When used between a teacher and his student, it represents a surrendering of the ego to allow for respect, knowledge and gratitude to flow between two people. The teacher is also offering up gratitude to her teachers before her, so passing the flow of connectivity from soul to soul. Ideally it is to be done both at the beginning and end of practice, but is often done mainly at the end as the mind is more still and the energy in the room more peaceful.
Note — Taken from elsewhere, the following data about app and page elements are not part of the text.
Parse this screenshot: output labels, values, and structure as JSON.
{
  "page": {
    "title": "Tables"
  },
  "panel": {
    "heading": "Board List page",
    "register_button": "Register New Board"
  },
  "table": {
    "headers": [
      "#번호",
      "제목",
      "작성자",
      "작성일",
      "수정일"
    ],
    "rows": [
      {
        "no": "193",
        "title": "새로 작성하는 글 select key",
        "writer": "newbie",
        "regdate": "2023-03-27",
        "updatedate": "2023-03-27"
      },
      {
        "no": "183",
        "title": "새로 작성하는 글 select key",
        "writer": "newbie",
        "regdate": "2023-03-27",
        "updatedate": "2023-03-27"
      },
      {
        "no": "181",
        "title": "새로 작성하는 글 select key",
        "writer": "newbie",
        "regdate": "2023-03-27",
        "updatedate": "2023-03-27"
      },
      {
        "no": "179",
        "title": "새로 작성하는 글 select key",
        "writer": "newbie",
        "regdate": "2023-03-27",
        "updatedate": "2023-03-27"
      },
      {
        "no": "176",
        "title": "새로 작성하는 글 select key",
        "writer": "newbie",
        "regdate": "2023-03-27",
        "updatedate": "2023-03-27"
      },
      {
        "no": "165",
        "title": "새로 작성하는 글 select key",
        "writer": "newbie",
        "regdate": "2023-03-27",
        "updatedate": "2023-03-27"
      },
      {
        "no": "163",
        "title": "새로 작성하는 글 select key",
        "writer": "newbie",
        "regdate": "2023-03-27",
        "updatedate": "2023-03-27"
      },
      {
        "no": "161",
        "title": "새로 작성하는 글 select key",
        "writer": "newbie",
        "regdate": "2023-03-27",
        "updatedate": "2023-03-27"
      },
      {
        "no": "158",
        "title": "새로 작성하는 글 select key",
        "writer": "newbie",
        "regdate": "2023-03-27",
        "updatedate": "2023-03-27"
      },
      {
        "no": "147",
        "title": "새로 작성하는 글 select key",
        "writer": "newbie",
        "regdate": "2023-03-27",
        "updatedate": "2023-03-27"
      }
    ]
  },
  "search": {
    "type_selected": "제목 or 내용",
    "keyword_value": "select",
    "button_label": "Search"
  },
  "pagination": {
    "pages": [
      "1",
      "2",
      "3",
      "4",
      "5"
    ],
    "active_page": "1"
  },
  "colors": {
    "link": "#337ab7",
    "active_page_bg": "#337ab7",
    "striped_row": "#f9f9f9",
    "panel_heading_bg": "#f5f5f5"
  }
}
The accompaniment of the greeting Namaste with the hand mudra held at the heart chakra also represents the Hindu belief that there is a divine in all of us. We can alternatively perform this mudra by bringing the hands first to the third eye, then to the heart space, and it is always accompanied by a bow. This helps our minds to surrender to the Divine in our hearts. It is also often translated as ‘the Divine in me greets the Divine in you’ or ‘the spirit in me greets the spirit in you.’